Aim of the exercise — Scan the records below, and wherever a line has the word "reviews", pull it out.

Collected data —
•••••

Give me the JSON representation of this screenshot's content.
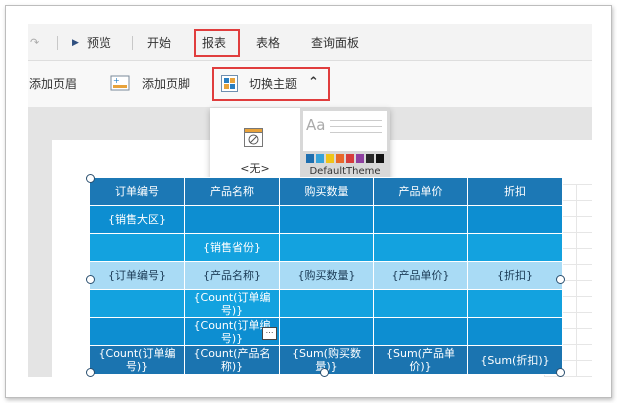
{
  "ribbon": {
    "tabs": [
      {
        "label": "预览"
      },
      {
        "label": "开始"
      },
      {
        "label": "报表"
      },
      {
        "label": "表格"
      },
      {
        "label": "查询面板"
      }
    ]
  },
  "toolbar": {
    "add_header": "添加页眉",
    "add_footer": "添加页脚",
    "switch_theme": "切换主题"
  },
  "theme_dropdown": {
    "none_label": "<无>",
    "default_label": "DefaultTheme",
    "preview_text": "Aa",
    "swatches": [
      "#1e6fb0",
      "#36a3d9",
      "#f0c419",
      "#e8682a",
      "#d63c3c",
      "#8e3fa0",
      "#2a2a2a",
      "#111111"
    ]
  },
  "report": {
    "header": [
      "订单编号",
      "产品名称",
      "购买数量",
      "产品单价",
      "折扣"
    ],
    "rows": [
      [
        "{销售大区}",
        "",
        "",
        "",
        ""
      ],
      [
        "",
        "{销售省份}",
        "",
        "",
        ""
      ],
      [
        "{订单编号}",
        "{产品名称}",
        "{购买数量}",
        "{产品单价}",
        "{折扣}"
      ],
      [
        "",
        "{Count(订单编号)}",
        "",
        "",
        ""
      ],
      [
        "",
        "{Count(订单编号)}",
        "",
        "",
        ""
      ],
      [
        "{Count(订单编号)}",
        "{Count(产品名称)}",
        "{Sum(购买数量)}",
        "{Sum(产品单价)}",
        "{Sum(折扣)}"
      ]
    ]
  }
}
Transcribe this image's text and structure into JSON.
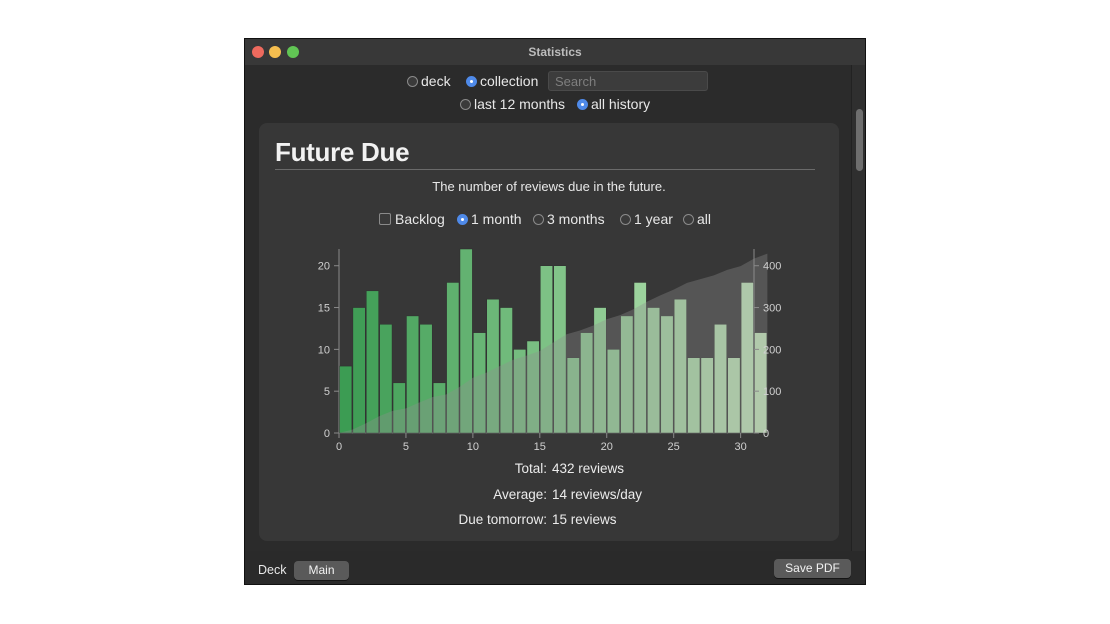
{
  "window": {
    "title": "Statistics"
  },
  "scope": {
    "options": [
      {
        "label": "deck",
        "selected": false
      },
      {
        "label": "collection",
        "selected": true
      }
    ],
    "search_placeholder": "Search",
    "period_options": [
      {
        "label": "last 12 months",
        "selected": false
      },
      {
        "label": "all history",
        "selected": true
      }
    ]
  },
  "card": {
    "title": "Future Due",
    "subtitle": "The number of reviews due in the future.",
    "backlog_label": "Backlog",
    "range_options": [
      {
        "label": "1 month",
        "selected": true
      },
      {
        "label": "3 months",
        "selected": false
      },
      {
        "label": "1 year",
        "selected": false
      },
      {
        "label": "all",
        "selected": false
      }
    ],
    "stats": [
      {
        "label": "Total:",
        "value": "432 reviews"
      },
      {
        "label": "Average:",
        "value": "14 reviews/day"
      },
      {
        "label": "Due tomorrow:",
        "value": "15 reviews"
      }
    ]
  },
  "bottom": {
    "deck_label": "Deck",
    "deck_button": "Main",
    "save_button": "Save PDF"
  },
  "colors": {
    "bar_dark": "#3c9c53",
    "bar_light": "#c3e9bb",
    "area": "#8f8f8f"
  },
  "chart_data": {
    "type": "bar",
    "x": [
      0,
      1,
      2,
      3,
      4,
      5,
      6,
      7,
      8,
      9,
      10,
      11,
      12,
      13,
      14,
      15,
      16,
      17,
      18,
      19,
      20,
      21,
      22,
      23,
      24,
      25,
      26,
      27,
      28,
      29,
      30
    ],
    "values": [
      8,
      15,
      17,
      13,
      6,
      14,
      13,
      6,
      18,
      22,
      12,
      16,
      15,
      10,
      11,
      20,
      20,
      9,
      12,
      15,
      10,
      14,
      18,
      15,
      14,
      16,
      9,
      9,
      13,
      9,
      18,
      12
    ],
    "cumulative": true,
    "xlim": [
      0,
      31
    ],
    "ylim": [
      0,
      22
    ],
    "y2lim": [
      0,
      440
    ],
    "x_ticks": [
      0,
      5,
      10,
      15,
      20,
      25,
      30
    ],
    "y_ticks": [
      0,
      5,
      10,
      15,
      20
    ],
    "y2_ticks": [
      0,
      100,
      200,
      300,
      400
    ]
  }
}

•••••

Exercise output —
    "subtitle": "The number of reviews due in the future.",
        "value": "432 reviews"
        "value": "14 reviews/day"
        "value": "15 reviews"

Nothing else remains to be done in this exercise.